***** Extracted material

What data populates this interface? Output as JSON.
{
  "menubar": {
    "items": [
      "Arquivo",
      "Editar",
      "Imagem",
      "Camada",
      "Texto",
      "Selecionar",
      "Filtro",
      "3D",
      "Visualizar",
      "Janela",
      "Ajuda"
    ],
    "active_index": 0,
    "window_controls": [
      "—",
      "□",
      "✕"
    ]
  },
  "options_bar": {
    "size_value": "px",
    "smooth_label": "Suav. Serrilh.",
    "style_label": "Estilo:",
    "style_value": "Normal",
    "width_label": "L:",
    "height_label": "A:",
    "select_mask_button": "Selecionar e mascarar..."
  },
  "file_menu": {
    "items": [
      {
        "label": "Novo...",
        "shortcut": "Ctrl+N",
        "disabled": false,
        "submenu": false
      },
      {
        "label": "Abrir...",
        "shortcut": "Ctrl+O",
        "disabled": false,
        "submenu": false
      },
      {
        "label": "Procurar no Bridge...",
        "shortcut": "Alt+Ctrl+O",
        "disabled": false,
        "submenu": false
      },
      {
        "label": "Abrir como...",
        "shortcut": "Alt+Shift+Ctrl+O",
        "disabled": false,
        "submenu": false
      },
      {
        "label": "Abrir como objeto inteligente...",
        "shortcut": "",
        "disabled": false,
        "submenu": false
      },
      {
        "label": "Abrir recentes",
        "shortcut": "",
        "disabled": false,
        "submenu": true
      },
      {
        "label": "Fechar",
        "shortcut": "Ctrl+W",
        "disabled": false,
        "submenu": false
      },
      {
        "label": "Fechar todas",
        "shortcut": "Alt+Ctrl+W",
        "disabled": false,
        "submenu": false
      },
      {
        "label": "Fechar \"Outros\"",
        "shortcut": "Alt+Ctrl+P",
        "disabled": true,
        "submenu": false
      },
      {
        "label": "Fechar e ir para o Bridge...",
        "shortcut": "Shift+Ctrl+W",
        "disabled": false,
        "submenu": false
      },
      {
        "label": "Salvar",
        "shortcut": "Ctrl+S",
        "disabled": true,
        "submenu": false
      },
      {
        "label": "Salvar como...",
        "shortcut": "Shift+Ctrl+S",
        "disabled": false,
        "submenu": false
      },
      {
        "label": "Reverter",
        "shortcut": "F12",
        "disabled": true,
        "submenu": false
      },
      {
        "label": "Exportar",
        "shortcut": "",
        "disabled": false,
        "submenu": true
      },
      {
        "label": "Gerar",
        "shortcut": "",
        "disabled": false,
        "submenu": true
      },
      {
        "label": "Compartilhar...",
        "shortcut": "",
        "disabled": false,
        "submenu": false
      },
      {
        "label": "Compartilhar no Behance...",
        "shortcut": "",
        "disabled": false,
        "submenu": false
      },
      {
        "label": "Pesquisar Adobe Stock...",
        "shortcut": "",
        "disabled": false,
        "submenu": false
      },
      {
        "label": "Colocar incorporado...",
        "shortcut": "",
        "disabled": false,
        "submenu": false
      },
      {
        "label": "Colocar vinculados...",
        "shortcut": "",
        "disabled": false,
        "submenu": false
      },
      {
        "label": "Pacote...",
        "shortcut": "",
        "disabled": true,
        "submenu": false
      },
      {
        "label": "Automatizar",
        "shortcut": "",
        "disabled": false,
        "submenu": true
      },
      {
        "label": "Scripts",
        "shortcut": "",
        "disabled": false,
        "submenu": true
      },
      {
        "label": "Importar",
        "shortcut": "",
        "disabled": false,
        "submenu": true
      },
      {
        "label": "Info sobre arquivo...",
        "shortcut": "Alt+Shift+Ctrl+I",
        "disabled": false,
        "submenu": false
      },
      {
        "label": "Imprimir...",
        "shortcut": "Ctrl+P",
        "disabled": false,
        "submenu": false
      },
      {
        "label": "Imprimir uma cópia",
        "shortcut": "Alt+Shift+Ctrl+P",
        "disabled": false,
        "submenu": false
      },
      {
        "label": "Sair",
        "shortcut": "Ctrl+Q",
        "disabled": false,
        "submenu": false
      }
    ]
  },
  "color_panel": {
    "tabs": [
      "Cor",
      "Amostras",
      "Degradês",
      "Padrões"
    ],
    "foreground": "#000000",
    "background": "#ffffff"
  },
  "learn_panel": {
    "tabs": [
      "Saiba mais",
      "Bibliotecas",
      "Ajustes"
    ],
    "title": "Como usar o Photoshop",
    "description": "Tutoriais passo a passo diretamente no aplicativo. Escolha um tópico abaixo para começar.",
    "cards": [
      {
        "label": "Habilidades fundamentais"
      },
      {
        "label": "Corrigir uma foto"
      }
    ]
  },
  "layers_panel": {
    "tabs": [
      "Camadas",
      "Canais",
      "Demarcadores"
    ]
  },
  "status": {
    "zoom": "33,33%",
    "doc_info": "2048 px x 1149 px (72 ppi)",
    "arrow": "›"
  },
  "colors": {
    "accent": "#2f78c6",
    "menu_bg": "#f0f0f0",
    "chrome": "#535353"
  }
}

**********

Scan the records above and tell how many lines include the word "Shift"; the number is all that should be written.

### Written answer
5